Hillary Clinton flack Nick Merrill calls this a clarification; the rest of the political world may find other terms for it. Last week, her team distributed a document of the process they used to delete 30,000 supposedly personal e-mails from Hillary’s four years as Secretary of State, using keyword searches on topics and names to eliminate official business from the stack, and then deleted all the rest. Late last night, they abruptly changed course and said that of course they read all the e-mails before deleting them:

Hillary Clinton’s camp late Sunday issued a significant clarification about the steps they say were taken to review thousands of personal emails before they were deleted, claiming her team individually read “every email” before discarding those deemed private.

Clinton spokesman Nick Merrill made the clarification in a written statement to Fox News. This comes after the former secretary of state’s office revealed last week that while more than 30,000 “work-related” emails were turned over to the State Department, nearly 32,000 were deemed “private” and deleted.

This admission raised questions over how her team decided to get rid of those messages. Merrill on Sunday clarified an earlier fact sheet that described some of those methods but did not say every email was read.

“We simply took for granted that reading every single email came across as the most important, fundamental and exhaustive step that was performed.  The fact sheet should have been clearer in stating that every email was read,” Merrill said.

Er … sure they did. If they intended on reading the messages marked for deletion, then why do searches to exclude only a few dozen State Department personnel, for instance? In fact, why do keyword searches at all? Reading every e-mail negates the value of keyword searches, which is to identify subsets of data that are either specifically relevant or specifically irrelevant to the task at hand.

Let’s remind ourselves of the context of these numbers, too. Hillary Clinton served officially as Secretary of State from January 21, 2009 to February 1, 2013, a span of 1,472 days.

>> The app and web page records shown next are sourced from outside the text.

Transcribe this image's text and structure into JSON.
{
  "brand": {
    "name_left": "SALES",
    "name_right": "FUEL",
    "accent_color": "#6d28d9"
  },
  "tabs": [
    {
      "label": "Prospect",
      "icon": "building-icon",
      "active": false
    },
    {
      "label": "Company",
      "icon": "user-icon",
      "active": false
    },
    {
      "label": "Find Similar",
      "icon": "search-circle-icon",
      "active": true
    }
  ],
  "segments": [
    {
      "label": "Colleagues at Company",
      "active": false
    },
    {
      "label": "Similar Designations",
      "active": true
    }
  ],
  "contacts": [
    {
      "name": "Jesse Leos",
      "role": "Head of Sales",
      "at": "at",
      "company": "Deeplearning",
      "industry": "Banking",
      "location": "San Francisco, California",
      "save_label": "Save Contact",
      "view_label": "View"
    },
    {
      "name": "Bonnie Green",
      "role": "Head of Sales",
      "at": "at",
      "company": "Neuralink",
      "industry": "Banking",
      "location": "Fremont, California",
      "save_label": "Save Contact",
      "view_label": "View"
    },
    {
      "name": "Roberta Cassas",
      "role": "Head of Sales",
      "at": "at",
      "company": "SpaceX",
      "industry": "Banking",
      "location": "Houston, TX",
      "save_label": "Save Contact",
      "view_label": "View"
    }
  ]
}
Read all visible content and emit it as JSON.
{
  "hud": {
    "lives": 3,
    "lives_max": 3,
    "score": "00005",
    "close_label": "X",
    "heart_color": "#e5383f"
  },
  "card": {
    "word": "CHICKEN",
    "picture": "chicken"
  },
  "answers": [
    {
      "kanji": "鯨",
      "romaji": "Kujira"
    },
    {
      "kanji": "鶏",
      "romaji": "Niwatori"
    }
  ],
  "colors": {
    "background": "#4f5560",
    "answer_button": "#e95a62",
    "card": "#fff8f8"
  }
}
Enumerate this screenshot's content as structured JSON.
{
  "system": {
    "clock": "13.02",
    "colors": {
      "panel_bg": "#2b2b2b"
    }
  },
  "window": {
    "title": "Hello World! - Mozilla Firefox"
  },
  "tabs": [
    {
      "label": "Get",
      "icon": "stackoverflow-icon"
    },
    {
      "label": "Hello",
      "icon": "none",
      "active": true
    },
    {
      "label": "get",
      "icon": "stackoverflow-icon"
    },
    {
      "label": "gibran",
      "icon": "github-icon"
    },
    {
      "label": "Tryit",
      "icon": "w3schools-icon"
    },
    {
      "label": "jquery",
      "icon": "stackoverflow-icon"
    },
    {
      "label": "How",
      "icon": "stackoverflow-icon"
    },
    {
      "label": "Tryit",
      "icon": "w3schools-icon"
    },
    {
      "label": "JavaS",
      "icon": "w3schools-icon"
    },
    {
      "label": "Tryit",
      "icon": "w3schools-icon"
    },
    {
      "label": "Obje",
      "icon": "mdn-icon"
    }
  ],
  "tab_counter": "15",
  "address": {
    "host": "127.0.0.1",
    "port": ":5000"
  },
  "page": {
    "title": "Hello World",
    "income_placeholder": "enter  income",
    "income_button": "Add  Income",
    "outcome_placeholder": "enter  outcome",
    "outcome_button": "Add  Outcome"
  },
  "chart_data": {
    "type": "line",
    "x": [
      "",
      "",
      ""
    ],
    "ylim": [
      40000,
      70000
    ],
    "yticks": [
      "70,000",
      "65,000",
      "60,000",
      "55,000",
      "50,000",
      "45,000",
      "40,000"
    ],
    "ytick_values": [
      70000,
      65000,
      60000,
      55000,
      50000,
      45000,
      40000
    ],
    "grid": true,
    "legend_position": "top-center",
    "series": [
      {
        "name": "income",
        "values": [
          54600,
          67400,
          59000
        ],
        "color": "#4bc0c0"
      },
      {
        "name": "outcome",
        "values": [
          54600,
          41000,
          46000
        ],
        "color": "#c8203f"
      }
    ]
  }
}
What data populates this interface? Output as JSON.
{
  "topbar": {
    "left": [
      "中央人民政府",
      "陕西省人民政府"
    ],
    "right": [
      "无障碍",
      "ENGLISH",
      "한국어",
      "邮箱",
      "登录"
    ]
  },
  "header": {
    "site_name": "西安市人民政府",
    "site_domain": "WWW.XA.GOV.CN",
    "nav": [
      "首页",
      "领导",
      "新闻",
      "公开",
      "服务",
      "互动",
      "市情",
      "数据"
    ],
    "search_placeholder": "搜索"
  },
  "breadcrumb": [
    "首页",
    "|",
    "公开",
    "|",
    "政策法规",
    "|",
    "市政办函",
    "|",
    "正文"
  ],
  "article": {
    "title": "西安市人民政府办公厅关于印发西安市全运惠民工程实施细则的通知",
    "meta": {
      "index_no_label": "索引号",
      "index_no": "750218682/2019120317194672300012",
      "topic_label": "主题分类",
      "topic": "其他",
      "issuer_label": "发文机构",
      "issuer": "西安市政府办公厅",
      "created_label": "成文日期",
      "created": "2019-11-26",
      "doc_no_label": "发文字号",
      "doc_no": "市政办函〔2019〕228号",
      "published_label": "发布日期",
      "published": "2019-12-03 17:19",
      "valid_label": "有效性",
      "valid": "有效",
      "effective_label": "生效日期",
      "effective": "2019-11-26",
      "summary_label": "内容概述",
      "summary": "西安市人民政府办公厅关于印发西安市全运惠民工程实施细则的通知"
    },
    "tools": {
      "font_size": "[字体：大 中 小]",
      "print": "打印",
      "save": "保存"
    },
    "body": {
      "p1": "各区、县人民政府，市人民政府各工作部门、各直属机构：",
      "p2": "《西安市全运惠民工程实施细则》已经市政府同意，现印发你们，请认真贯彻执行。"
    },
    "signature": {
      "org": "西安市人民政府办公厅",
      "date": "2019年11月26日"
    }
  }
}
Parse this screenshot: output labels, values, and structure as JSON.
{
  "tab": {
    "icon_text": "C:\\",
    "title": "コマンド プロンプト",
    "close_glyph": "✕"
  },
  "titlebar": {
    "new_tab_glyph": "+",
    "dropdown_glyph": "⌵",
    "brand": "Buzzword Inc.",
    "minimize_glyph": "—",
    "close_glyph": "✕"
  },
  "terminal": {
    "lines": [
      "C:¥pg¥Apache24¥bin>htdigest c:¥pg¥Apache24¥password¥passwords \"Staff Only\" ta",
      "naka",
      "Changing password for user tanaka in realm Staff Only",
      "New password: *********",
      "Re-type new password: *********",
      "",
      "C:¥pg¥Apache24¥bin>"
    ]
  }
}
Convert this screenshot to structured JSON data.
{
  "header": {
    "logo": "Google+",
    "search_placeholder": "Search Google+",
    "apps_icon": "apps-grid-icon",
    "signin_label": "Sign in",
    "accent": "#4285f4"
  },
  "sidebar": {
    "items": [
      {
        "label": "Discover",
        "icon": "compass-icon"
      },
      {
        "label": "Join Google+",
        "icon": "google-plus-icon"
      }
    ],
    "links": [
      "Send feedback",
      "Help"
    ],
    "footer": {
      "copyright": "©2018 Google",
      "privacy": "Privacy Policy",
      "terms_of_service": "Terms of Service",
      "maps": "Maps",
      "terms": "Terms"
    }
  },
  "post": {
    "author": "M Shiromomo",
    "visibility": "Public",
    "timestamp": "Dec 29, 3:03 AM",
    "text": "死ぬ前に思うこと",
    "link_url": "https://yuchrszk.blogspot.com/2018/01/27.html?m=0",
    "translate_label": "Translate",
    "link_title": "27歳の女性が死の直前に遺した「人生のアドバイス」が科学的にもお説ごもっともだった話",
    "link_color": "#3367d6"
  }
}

In order for 32,000 of the 62,000 e-mails on the server to be “private,” Hillary would had to have sent and received twenty-one personal e-mails each and every day, seven days a week, 365 days a year. As the gross numbers show, she’d have to get more personal e-mail than work e-mail. Who in the world has that kind of “personal” e-mail flow, especially among high-ranking government officials?

One has to suspect that a great many of the “personal” and “private” e-mails had to do with Clinton Foundation business. With the revelations of connections between Hillary and donors from the corporate and foreign-government communities, the big suspicion would be that the “personal” emails might show some “pay for play” access while Clinton served as Secretary of State, as Ron Fournier has suspected for the last week or so.

The only way to settle the question would be to get the server, but Hillary refuses to part with it. Since the revelation about Hillary Clinton’s e-mail went public two weeks ago as a consequence of the Benghazi select committee’s investigation, people have demanded that committee chair Rep. Trey Gowdy subpoena the server. It’s not that simple, Gowdy told Fox News Sunday host Chris Wallace yesterday. The scope of their authority does not include the power to subpoena private property — but the House could choose to issue a subpoena for it, and they just might:

WALLACE: Now, you say your committee can’t subpoena personal property. They can documents, papers, but not personal properties like a server. On the other hand, the House of Representatives, the full House, can. Should they?

GOWDY: Well, we shouldn’t have to. I hope it doesn’t get to that point. It’s an open legal question and any time you litigate something you’re talking about years and years. I think an imminently reasonable alternative is for her to turn over that server to an independent, neutral third party.

She says she deleted personal e-mails. Chris, I have zero interest in looking at her personal e-mails. I don’t care about her yoga practice. I don’t care about bridesmaids dresses. I don’t want to see that.

But who gets to decide what’s personal and what’s public? And if it’s a mixed-use e-mail and lots of e-mails we get in life are both personal and some work, I just can’t trust her lawyers to make the determination that the public is getting everything they’re entitled to.

WALLACE: But she said in that news conference, because she was specifically asked about this idea, have an independent person, somebody neutrally agreeable come in and look at the server, and that’s when she said it will remain private.

GOWDY: Well, there are lots of ways to motivate people in life, Chris. One is public pressure. If it becomes an issue for her, if the public believes it is reasonable for her to turn over that server which contains public information to a neutral, detached arbiter, not Congress but a retired judge or an archivist or an inspector general, then she’ll be forced to do so. Otherwise, the House as an institution, may be forced to go to court to try to get access to that.

But again, the house has no business looking at purely personal e- mails, but by the same token, she doesn’t get to decide what is purely personal and what is public.

Gowdy would prefer to see Hillary shamed into surrendering the server, but the truth is that Hillary’s pretty shameless. Her press conference last week reminded everyone of that long-enduring truth. If we are to get to the bottom of the deleted e-mails, then Gowdy needs to start pressing John Boehner into taking action.

Update: Fox’s Martha McCallum says “Hillary [hit] the backspace button” on her explanation:

Ed Henry tells McCallum that “it’s curious that the story is changing.” No kidding.